#### [WORK INSTRUCTION]
Could you find every line in the records below that contains the word "this" and copy it?

(Items from an interface collection)
^^^^^^^^

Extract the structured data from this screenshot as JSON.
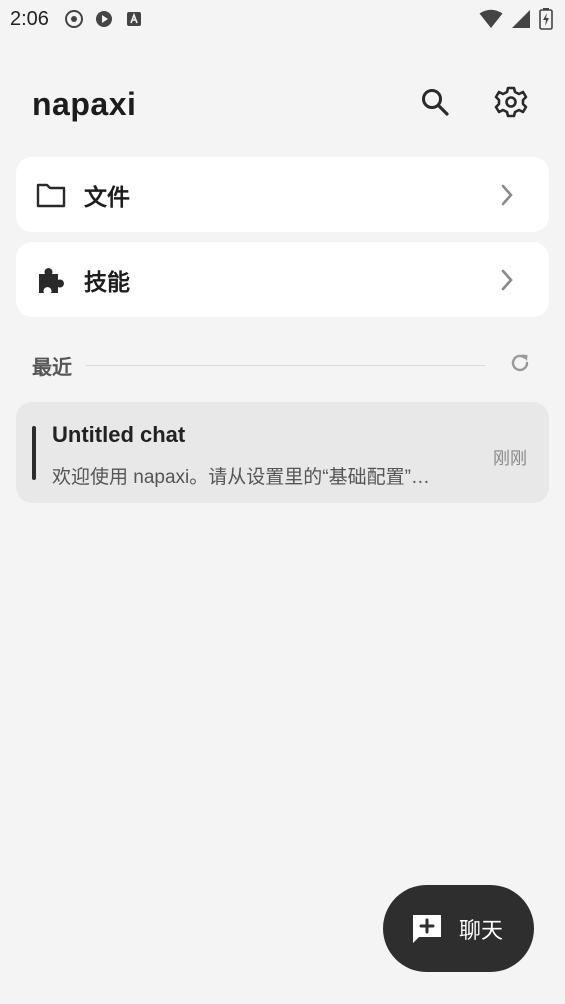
{
  "status_bar": {
    "time": "2:06",
    "left_icons": [
      "music-disc-icon",
      "play-circle-icon",
      "a-letter-icon"
    ],
    "right_icons": [
      "wifi-icon",
      "signal-icon",
      "battery-charging-icon"
    ]
  },
  "header": {
    "title": "napaxi",
    "actions": [
      "search-icon",
      "gear-icon"
    ]
  },
  "cards": [
    {
      "label": "文件",
      "icon": "folder-icon"
    },
    {
      "label": "技能",
      "icon": "puzzle-icon"
    }
  ],
  "recent": {
    "label": "最近",
    "refresh_icon": "refresh-icon"
  },
  "chats": [
    {
      "title": "Untitled chat",
      "preview": "欢迎使用 napaxi。请从设置里的“基础配置”…",
      "time": "刚刚"
    }
  ],
  "fab": {
    "label": "聊天",
    "icon": "add-comment-icon"
  },
  "colors": {
    "background": "#f4f4f4",
    "card": "#ffffff",
    "chat_item": "#e8e8e8",
    "fab": "#2e2e2e"
  }
}
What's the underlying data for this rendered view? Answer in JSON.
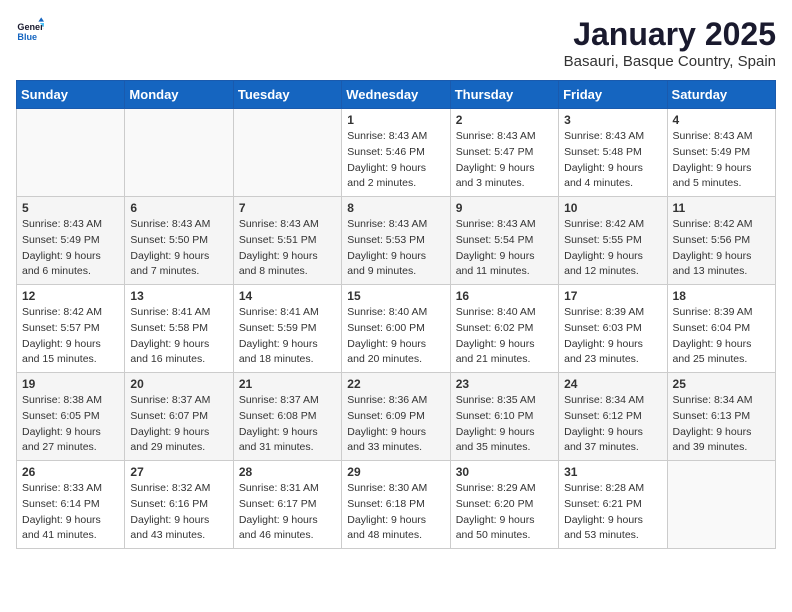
{
  "header": {
    "logo_general": "General",
    "logo_blue": "Blue",
    "month_title": "January 2025",
    "location": "Basauri, Basque Country, Spain"
  },
  "days_of_week": [
    "Sunday",
    "Monday",
    "Tuesday",
    "Wednesday",
    "Thursday",
    "Friday",
    "Saturday"
  ],
  "weeks": [
    [
      {
        "day": "",
        "info": ""
      },
      {
        "day": "",
        "info": ""
      },
      {
        "day": "",
        "info": ""
      },
      {
        "day": "1",
        "sunrise": "8:43 AM",
        "sunset": "5:46 PM",
        "daylight": "9 hours and 2 minutes."
      },
      {
        "day": "2",
        "sunrise": "8:43 AM",
        "sunset": "5:47 PM",
        "daylight": "9 hours and 3 minutes."
      },
      {
        "day": "3",
        "sunrise": "8:43 AM",
        "sunset": "5:48 PM",
        "daylight": "9 hours and 4 minutes."
      },
      {
        "day": "4",
        "sunrise": "8:43 AM",
        "sunset": "5:49 PM",
        "daylight": "9 hours and 5 minutes."
      }
    ],
    [
      {
        "day": "5",
        "sunrise": "8:43 AM",
        "sunset": "5:49 PM",
        "daylight": "9 hours and 6 minutes."
      },
      {
        "day": "6",
        "sunrise": "8:43 AM",
        "sunset": "5:50 PM",
        "daylight": "9 hours and 7 minutes."
      },
      {
        "day": "7",
        "sunrise": "8:43 AM",
        "sunset": "5:51 PM",
        "daylight": "9 hours and 8 minutes."
      },
      {
        "day": "8",
        "sunrise": "8:43 AM",
        "sunset": "5:53 PM",
        "daylight": "9 hours and 9 minutes."
      },
      {
        "day": "9",
        "sunrise": "8:43 AM",
        "sunset": "5:54 PM",
        "daylight": "9 hours and 11 minutes."
      },
      {
        "day": "10",
        "sunrise": "8:42 AM",
        "sunset": "5:55 PM",
        "daylight": "9 hours and 12 minutes."
      },
      {
        "day": "11",
        "sunrise": "8:42 AM",
        "sunset": "5:56 PM",
        "daylight": "9 hours and 13 minutes."
      }
    ],
    [
      {
        "day": "12",
        "sunrise": "8:42 AM",
        "sunset": "5:57 PM",
        "daylight": "9 hours and 15 minutes."
      },
      {
        "day": "13",
        "sunrise": "8:41 AM",
        "sunset": "5:58 PM",
        "daylight": "9 hours and 16 minutes."
      },
      {
        "day": "14",
        "sunrise": "8:41 AM",
        "sunset": "5:59 PM",
        "daylight": "9 hours and 18 minutes."
      },
      {
        "day": "15",
        "sunrise": "8:40 AM",
        "sunset": "6:00 PM",
        "daylight": "9 hours and 20 minutes."
      },
      {
        "day": "16",
        "sunrise": "8:40 AM",
        "sunset": "6:02 PM",
        "daylight": "9 hours and 21 minutes."
      },
      {
        "day": "17",
        "sunrise": "8:39 AM",
        "sunset": "6:03 PM",
        "daylight": "9 hours and 23 minutes."
      },
      {
        "day": "18",
        "sunrise": "8:39 AM",
        "sunset": "6:04 PM",
        "daylight": "9 hours and 25 minutes."
      }
    ],
    [
      {
        "day": "19",
        "sunrise": "8:38 AM",
        "sunset": "6:05 PM",
        "daylight": "9 hours and 27 minutes."
      },
      {
        "day": "20",
        "sunrise": "8:37 AM",
        "sunset": "6:07 PM",
        "daylight": "9 hours and 29 minutes."
      },
      {
        "day": "21",
        "sunrise": "8:37 AM",
        "sunset": "6:08 PM",
        "daylight": "9 hours and 31 minutes."
      },
      {
        "day": "22",
        "sunrise": "8:36 AM",
        "sunset": "6:09 PM",
        "daylight": "9 hours and 33 minutes."
      },
      {
        "day": "23",
        "sunrise": "8:35 AM",
        "sunset": "6:10 PM",
        "daylight": "9 hours and 35 minutes."
      },
      {
        "day": "24",
        "sunrise": "8:34 AM",
        "sunset": "6:12 PM",
        "daylight": "9 hours and 37 minutes."
      },
      {
        "day": "25",
        "sunrise": "8:34 AM",
        "sunset": "6:13 PM",
        "daylight": "9 hours and 39 minutes."
      }
    ],
    [
      {
        "day": "26",
        "sunrise": "8:33 AM",
        "sunset": "6:14 PM",
        "daylight": "9 hours and 41 minutes."
      },
      {
        "day": "27",
        "sunrise": "8:32 AM",
        "sunset": "6:16 PM",
        "daylight": "9 hours and 43 minutes."
      },
      {
        "day": "28",
        "sunrise": "8:31 AM",
        "sunset": "6:17 PM",
        "daylight": "9 hours and 46 minutes."
      },
      {
        "day": "29",
        "sunrise": "8:30 AM",
        "sunset": "6:18 PM",
        "daylight": "9 hours and 48 minutes."
      },
      {
        "day": "30",
        "sunrise": "8:29 AM",
        "sunset": "6:20 PM",
        "daylight": "9 hours and 50 minutes."
      },
      {
        "day": "31",
        "sunrise": "8:28 AM",
        "sunset": "6:21 PM",
        "daylight": "9 hours and 53 minutes."
      },
      {
        "day": "",
        "info": ""
      }
    ]
  ]
}
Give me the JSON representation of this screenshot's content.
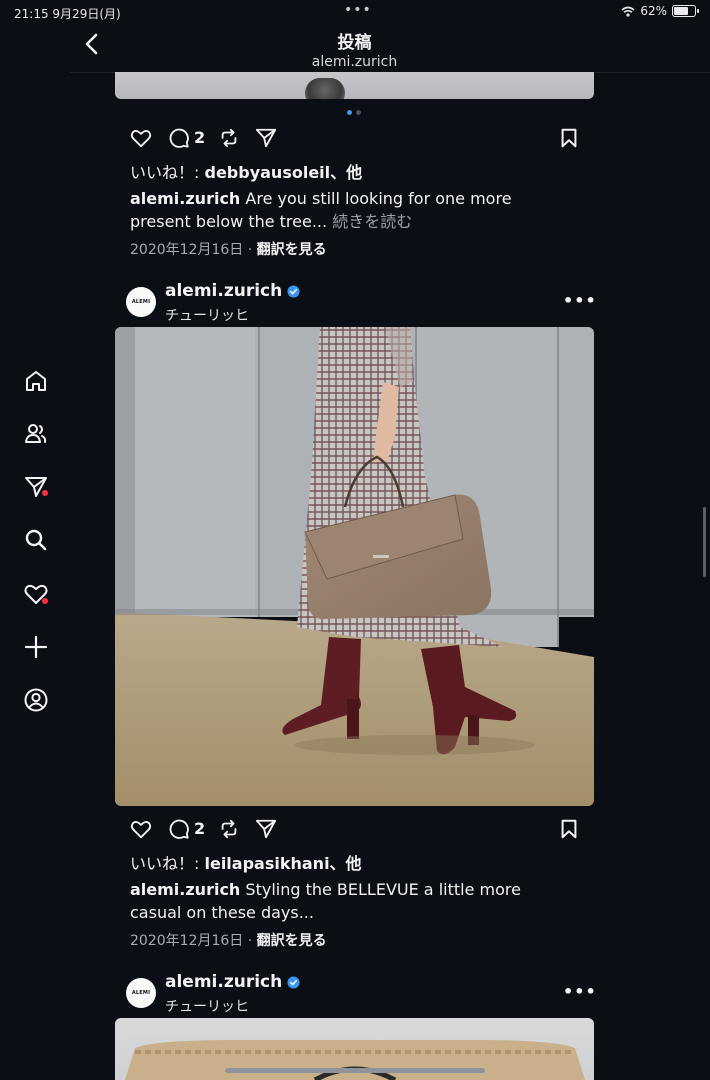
{
  "status_bar": {
    "time": "21:15",
    "date": "9月29日(月)",
    "dots": "•••",
    "battery": "62%",
    "battery_level": 0.62
  },
  "header": {
    "title": "投稿",
    "subtitle": "alemi.zurich"
  },
  "sidebar": [
    "home-icon",
    "reels-icon",
    "messages-icon",
    "search-icon",
    "notifications-icon",
    "create-icon",
    "profile-icon"
  ],
  "post1": {
    "comment_count": "2",
    "likes_prefix": "いいね！: ",
    "likes_user": "debbyausoleil",
    "likes_suffix": "、他",
    "caption_user": "alemi.zurich",
    "caption_text": " Are you still looking for one more present below the tree... ",
    "more": "続きを読む",
    "date": "2020年12月16日",
    "separator": " · ",
    "translate": "翻訳を見る"
  },
  "post2": {
    "avatar_text": "ALEMI",
    "username": "alemi.zurich",
    "location": "チューリッヒ",
    "options": "•••",
    "comment_count": "2",
    "likes_prefix": "いいね！: ",
    "likes_user": "leilapasikhani",
    "likes_suffix": "、他",
    "caption_user": "alemi.zurich",
    "caption_text": " Styling the BELLEVUE a little more casual on these days...",
    "date": "2020年12月16日",
    "separator": " · ",
    "translate": "翻訳を見る"
  },
  "post3": {
    "avatar_text": "ALEMI",
    "username": "alemi.zurich",
    "location": "チューリッヒ",
    "options": "•••"
  },
  "colors": {
    "background": "#0b0e14",
    "accent": "#3897f0",
    "badge": "#ff3040"
  }
}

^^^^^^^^

#### [PROBLEM SOLUTION]
Extract the structured data from this screenshot as JSON.
What's the underlying data for this rendered view? Answer in JSON.
Give me the JSON representation of this screenshot's content.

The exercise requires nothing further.